Work order: What is needed here is each entry reproduced exactly, without its pictures.

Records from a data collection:
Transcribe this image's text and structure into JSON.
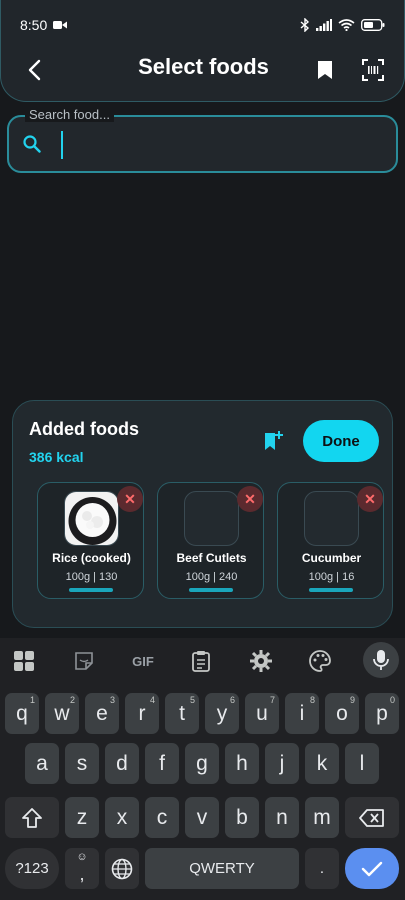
{
  "status": {
    "time": "8:50"
  },
  "header": {
    "title": "Select foods"
  },
  "search": {
    "label": "Search food...",
    "value": ""
  },
  "added": {
    "title": "Added foods",
    "kcal": "386 kcal",
    "done_label": "Done",
    "items": [
      {
        "name": "Rice (cooked)",
        "qty": "100g | 130"
      },
      {
        "name": "Beef Cutlets",
        "qty": "100g | 240"
      },
      {
        "name": "Cucumber",
        "qty": "100g | 16"
      }
    ]
  },
  "keyboard": {
    "gif_label": "GIF",
    "row1": [
      {
        "k": "q",
        "h": "1"
      },
      {
        "k": "w",
        "h": "2"
      },
      {
        "k": "e",
        "h": "3"
      },
      {
        "k": "r",
        "h": "4"
      },
      {
        "k": "t",
        "h": "5"
      },
      {
        "k": "y",
        "h": "6"
      },
      {
        "k": "u",
        "h": "7"
      },
      {
        "k": "i",
        "h": "8"
      },
      {
        "k": "o",
        "h": "9"
      },
      {
        "k": "p",
        "h": "0"
      }
    ],
    "row2": [
      "a",
      "s",
      "d",
      "f",
      "g",
      "h",
      "j",
      "k",
      "l"
    ],
    "row3": [
      "z",
      "x",
      "c",
      "v",
      "b",
      "n",
      "m"
    ],
    "symbols_label": "?123",
    "comma_label": ",",
    "space_label": "QWERTY",
    "period_label": "."
  },
  "colors": {
    "accent": "#22d3ee",
    "done_bg": "#12d6f0",
    "enter_bg": "#5b8ff0"
  }
}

Result for this exercise:
Transcribe this image's text and structure into JSON.
{
  "status": {
    "time": "8:50"
  },
  "header": {
    "title": "Select foods"
  },
  "search": {
    "label": "Search food...",
    "value": ""
  },
  "added": {
    "title": "Added foods",
    "kcal": "386 kcal",
    "done_label": "Done",
    "items": [
      {
        "name": "Rice (cooked)",
        "qty": "100g | 130"
      },
      {
        "name": "Beef Cutlets",
        "qty": "100g | 240"
      },
      {
        "name": "Cucumber",
        "qty": "100g | 16"
      }
    ]
  },
  "keyboard": {
    "gif_label": "GIF",
    "row1": [
      {
        "k": "q",
        "h": "1"
      },
      {
        "k": "w",
        "h": "2"
      },
      {
        "k": "e",
        "h": "3"
      },
      {
        "k": "r",
        "h": "4"
      },
      {
        "k": "t",
        "h": "5"
      },
      {
        "k": "y",
        "h": "6"
      },
      {
        "k": "u",
        "h": "7"
      },
      {
        "k": "i",
        "h": "8"
      },
      {
        "k": "o",
        "h": "9"
      },
      {
        "k": "p",
        "h": "0"
      }
    ],
    "row2": [
      "a",
      "s",
      "d",
      "f",
      "g",
      "h",
      "j",
      "k",
      "l"
    ],
    "row3": [
      "z",
      "x",
      "c",
      "v",
      "b",
      "n",
      "m"
    ],
    "symbols_label": "?123",
    "comma_label": ",",
    "space_label": "QWERTY",
    "period_label": "."
  },
  "colors": {
    "accent": "#22d3ee",
    "done_bg": "#12d6f0",
    "enter_bg": "#5b8ff0"
  }
}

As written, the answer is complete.